◆ Brief
Output verbatim the line with "Output a JSON" together with every line beneath it, ending at the last line of the entries.

Records from a data collection
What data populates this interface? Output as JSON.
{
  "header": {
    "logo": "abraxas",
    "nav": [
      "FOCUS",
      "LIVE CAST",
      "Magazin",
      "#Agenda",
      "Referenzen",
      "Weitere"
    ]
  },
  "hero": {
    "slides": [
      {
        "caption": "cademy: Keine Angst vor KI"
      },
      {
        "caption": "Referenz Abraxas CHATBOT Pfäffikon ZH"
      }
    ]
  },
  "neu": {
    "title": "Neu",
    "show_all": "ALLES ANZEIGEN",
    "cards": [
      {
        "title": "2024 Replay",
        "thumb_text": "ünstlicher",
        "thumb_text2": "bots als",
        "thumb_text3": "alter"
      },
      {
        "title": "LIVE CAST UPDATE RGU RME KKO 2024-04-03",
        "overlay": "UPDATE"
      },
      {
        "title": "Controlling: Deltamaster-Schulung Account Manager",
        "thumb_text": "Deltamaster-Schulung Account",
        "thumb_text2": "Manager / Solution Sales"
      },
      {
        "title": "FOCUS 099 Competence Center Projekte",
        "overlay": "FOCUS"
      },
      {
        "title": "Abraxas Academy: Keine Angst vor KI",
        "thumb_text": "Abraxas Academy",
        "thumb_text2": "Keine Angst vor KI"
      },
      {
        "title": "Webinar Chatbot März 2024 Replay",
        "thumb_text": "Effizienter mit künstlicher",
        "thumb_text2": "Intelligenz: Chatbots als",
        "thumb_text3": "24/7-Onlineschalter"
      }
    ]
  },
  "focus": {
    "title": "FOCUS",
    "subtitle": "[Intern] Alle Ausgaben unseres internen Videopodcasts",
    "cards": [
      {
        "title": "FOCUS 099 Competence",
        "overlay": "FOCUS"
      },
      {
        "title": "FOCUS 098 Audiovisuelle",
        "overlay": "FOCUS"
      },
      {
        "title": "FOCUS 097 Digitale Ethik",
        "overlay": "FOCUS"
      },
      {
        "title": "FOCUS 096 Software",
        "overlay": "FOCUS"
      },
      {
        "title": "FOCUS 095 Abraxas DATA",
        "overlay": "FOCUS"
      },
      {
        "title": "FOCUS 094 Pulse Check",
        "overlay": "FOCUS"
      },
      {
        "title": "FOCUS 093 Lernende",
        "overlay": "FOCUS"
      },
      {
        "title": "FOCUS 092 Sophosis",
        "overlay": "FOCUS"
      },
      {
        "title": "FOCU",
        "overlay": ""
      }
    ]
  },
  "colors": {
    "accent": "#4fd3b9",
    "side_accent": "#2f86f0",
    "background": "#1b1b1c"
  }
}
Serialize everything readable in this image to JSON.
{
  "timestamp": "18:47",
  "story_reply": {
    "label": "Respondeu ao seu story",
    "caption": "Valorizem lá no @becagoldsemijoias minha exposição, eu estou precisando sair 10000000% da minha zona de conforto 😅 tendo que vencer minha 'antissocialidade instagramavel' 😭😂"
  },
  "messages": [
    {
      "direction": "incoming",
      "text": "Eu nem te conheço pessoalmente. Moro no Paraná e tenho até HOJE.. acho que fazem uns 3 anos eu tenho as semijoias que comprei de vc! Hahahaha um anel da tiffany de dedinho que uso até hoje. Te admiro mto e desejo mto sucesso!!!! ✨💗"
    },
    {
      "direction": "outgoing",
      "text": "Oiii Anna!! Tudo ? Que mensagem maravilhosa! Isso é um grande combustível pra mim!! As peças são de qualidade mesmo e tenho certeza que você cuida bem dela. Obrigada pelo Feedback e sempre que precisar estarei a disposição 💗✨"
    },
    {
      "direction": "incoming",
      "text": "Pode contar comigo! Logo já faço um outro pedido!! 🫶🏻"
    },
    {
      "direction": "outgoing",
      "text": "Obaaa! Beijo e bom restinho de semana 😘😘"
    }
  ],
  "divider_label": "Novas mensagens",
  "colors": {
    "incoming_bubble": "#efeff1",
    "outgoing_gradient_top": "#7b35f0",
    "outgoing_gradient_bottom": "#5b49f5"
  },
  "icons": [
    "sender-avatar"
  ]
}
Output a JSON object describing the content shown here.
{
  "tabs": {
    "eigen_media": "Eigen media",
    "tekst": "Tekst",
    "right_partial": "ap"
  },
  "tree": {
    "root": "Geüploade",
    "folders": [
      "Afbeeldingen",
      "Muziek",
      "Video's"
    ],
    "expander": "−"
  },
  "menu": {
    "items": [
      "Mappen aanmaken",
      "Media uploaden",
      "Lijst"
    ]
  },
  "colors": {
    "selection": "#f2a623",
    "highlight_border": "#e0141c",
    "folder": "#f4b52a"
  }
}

◆ Task output
Output a JSON object describing the content shown here.
{
  "tabs": {
    "eigen_media": "Eigen media",
    "tekst": "Tekst",
    "right_partial": "ap"
  },
  "tree": {
    "root": "Geüploade",
    "folders": [
      "Afbeeldingen",
      "Muziek",
      "Video's"
    ],
    "expander": "−"
  },
  "menu": {
    "items": [
      "Mappen aanmaken",
      "Media uploaden",
      "Lijst"
    ]
  },
  "colors": {
    "selection": "#f2a623",
    "highlight_border": "#e0141c",
    "folder": "#f4b52a"
  }
}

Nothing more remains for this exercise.